Category: Architecture and Buildings > Ready-mixed concrete
Date & country: 03/12/2007, UK
All waste not exempt or inert under the Landfill Tax Regulations  â€` principally waste containing organic matter such as vegetation, wood or other putrescible matter but excluding household waste.
Lorry with mixing drum to transport wet concrete to site
Surplus materials produced during the course of a civil engineering operation, for example the soft soil removed and replaced with better material to allow the construction of a floor or a road. These are waste materials if there is no use available for them on the site at which they are produced.
Central plant for mixing concrete, from which it is delivered to the point of use in agitator trucks
A measure of the tendency of some structural materials to continue to deflect over a long time period without increase in the load that they are being required to carry.
Design and construct
Form of contract for civil engineering works in which a competitive tender is usually invited to choose a contractor to both design and construct the works. This is thought to give a client a cost and time saving
The initial, irrecoverable shrinkage of concrete after hardening
Inert materials such as concrete and brick rubble from construction and demolition, and bituminous materials from the excavation or resurfacing of pavements
Contract form in road refurbishment in which the contractor has to pay a â€˜rental` for the areas of the road which are occupied by the works.
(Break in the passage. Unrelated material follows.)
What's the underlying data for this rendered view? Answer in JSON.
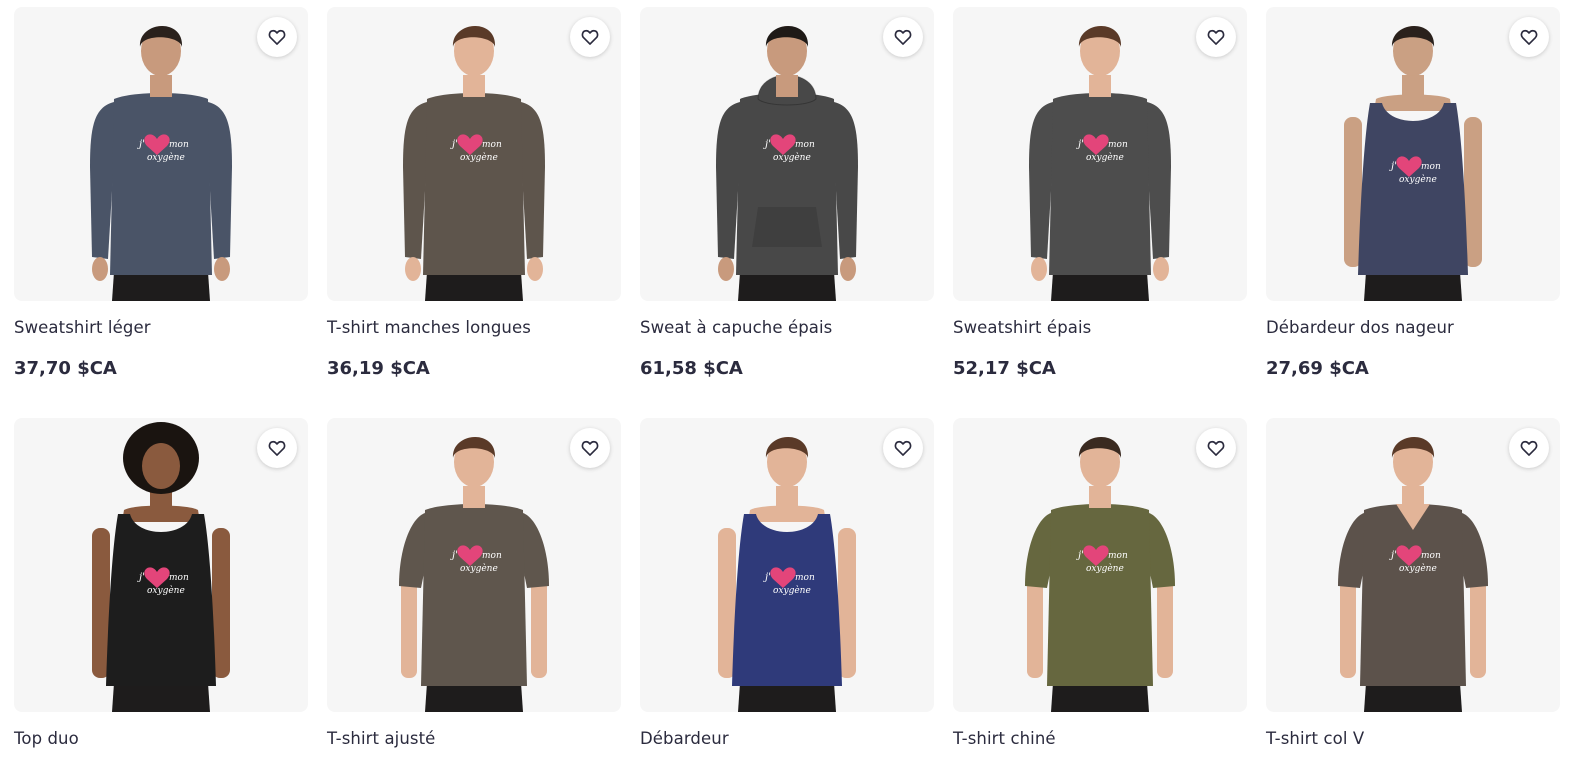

This is intended to reflect the cost to the public of the delays caused by restrictions to the road capacity.
Million tonnes per annum
The construction of roads and all other similar structures such as airfield runways, car and lorry parks and industrial site accesses.
Pour [of concrete]
The unit of work formed by the amount of wet concrete that can be placed practically in one continuous operation.
Construction method where concrete building elements are cast away from their final position, often in a distant factory, and then erected and joined together on site.
Gravel, crushed rock and sea-dredged materials supplied 'new' to the user [in contrast to secondary aggregates].
Recycled concrete aggregate â€` crushed concrete, washed and graded for use as an aggregate in the production of further concrete.
Relating to the flow properties of the wet concrete
Construction materials derived from wastes used in place of 'new' stone, rock and gravel. This includes rock-based materials like crushed concrete and also industrial waste products such as blast-furnace slag.
Good quality crushed and graded aggregate used as the top layer of road construction, immediately below the bitumen- or cement- bound surfacing. A valuable product, much of which is provided by primary crushed rock aggregates like granite or limestone. Crushed concrete can be processed to provide a completely satisfactory alternative.
The amount of water needed to make satisfactory concrete varies with different aggregates. This amount is termed the water demand. When more water is included in a mix, then more cement can be required to give the same strength.
Concrete before it has set